_Problem statement:_
Every record that follows should be written out word for word; the pictures stay out.

[Excerpts from an interface dataset]

==*==

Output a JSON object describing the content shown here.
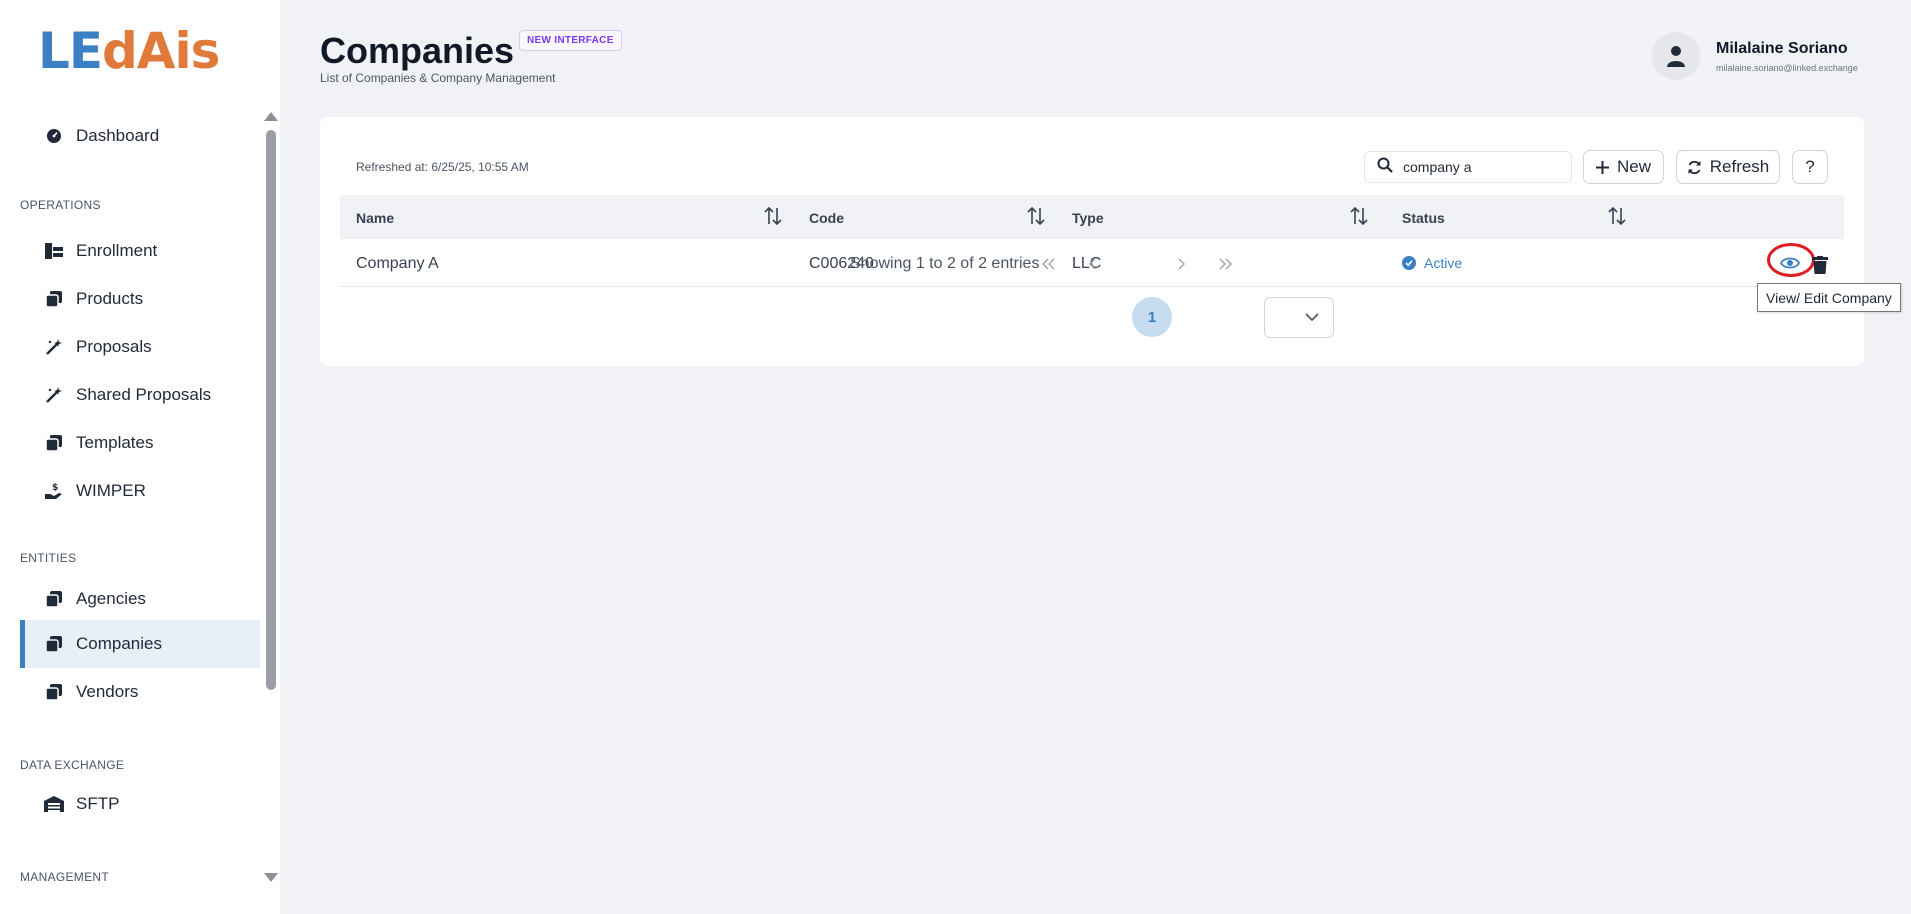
{
  "brand": {
    "logo_part1": "LE",
    "logo_part2": "dAis"
  },
  "sidebar": {
    "dashboard": "Dashboard",
    "sections": {
      "operations": "OPERATIONS",
      "entities": "ENTITIES",
      "data_exchange": "DATA EXCHANGE",
      "management": "MANAGEMENT"
    },
    "items": {
      "enrollment": "Enrollment",
      "products": "Products",
      "proposals": "Proposals",
      "shared_proposals": "Shared Proposals",
      "templates": "Templates",
      "wimper": "WIMPER",
      "agencies": "Agencies",
      "companies": "Companies",
      "vendors": "Vendors",
      "sftp": "SFTP"
    },
    "active": "companies"
  },
  "header": {
    "title": "Companies",
    "badge": "NEW INTERFACE",
    "subtitle": "List of Companies & Company Management"
  },
  "user": {
    "name": "Milalaine Soriano",
    "email": "milalaine.soriano@linked.exchange"
  },
  "toolbar": {
    "refreshed": "Refreshed at: 6/25/25, 10:55 AM",
    "search_value": "company a",
    "new_label": "New",
    "refresh_label": "Refresh",
    "help_label": "?"
  },
  "table": {
    "columns": [
      "Name",
      "Code",
      "Type",
      "Status"
    ],
    "rows": [
      {
        "name": "Company A",
        "code": "C006240",
        "type": "LLC",
        "status": "Active"
      }
    ]
  },
  "pagination": {
    "summary": "Showing 1 to 2 of 2 entries",
    "current_page": "1"
  },
  "tooltip": "View/ Edit Company",
  "colors": {
    "accent": "#3b7fc4",
    "brand_orange": "#e07a3a",
    "highlight": "#e11d23"
  }
}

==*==

_Your solution:_
Output a JSON object describing the content shown here.
{
  "brand": {
    "logo_part1": "LE",
    "logo_part2": "dAis"
  },
  "sidebar": {
    "dashboard": "Dashboard",
    "sections": {
      "operations": "OPERATIONS",
      "entities": "ENTITIES",
      "data_exchange": "DATA EXCHANGE",
      "management": "MANAGEMENT"
    },
    "items": {
      "enrollment": "Enrollment",
      "products": "Products",
      "proposals": "Proposals",
      "shared_proposals": "Shared Proposals",
      "templates": "Templates",
      "wimper": "WIMPER",
      "agencies": "Agencies",
      "companies": "Companies",
      "vendors": "Vendors",
      "sftp": "SFTP"
    },
    "active": "companies"
  },
  "header": {
    "title": "Companies",
    "badge": "NEW INTERFACE",
    "subtitle": "List of Companies & Company Management"
  },
  "user": {
    "name": "Milalaine Soriano",
    "email": "milalaine.soriano@linked.exchange"
  },
  "toolbar": {
    "refreshed": "Refreshed at: 6/25/25, 10:55 AM",
    "search_value": "company a",
    "new_label": "New",
    "refresh_label": "Refresh",
    "help_label": "?"
  },
  "table": {
    "columns": [
      "Name",
      "Code",
      "Type",
      "Status"
    ],
    "rows": [
      {
        "name": "Company A",
        "code": "C006240",
        "type": "LLC",
        "status": "Active"
      }
    ]
  },
  "pagination": {
    "summary": "Showing 1 to 2 of 2 entries",
    "current_page": "1"
  },
  "tooltip": "View/ Edit Company",
  "colors": {
    "accent": "#3b7fc4",
    "brand_orange": "#e07a3a",
    "highlight": "#e11d23"
  }
}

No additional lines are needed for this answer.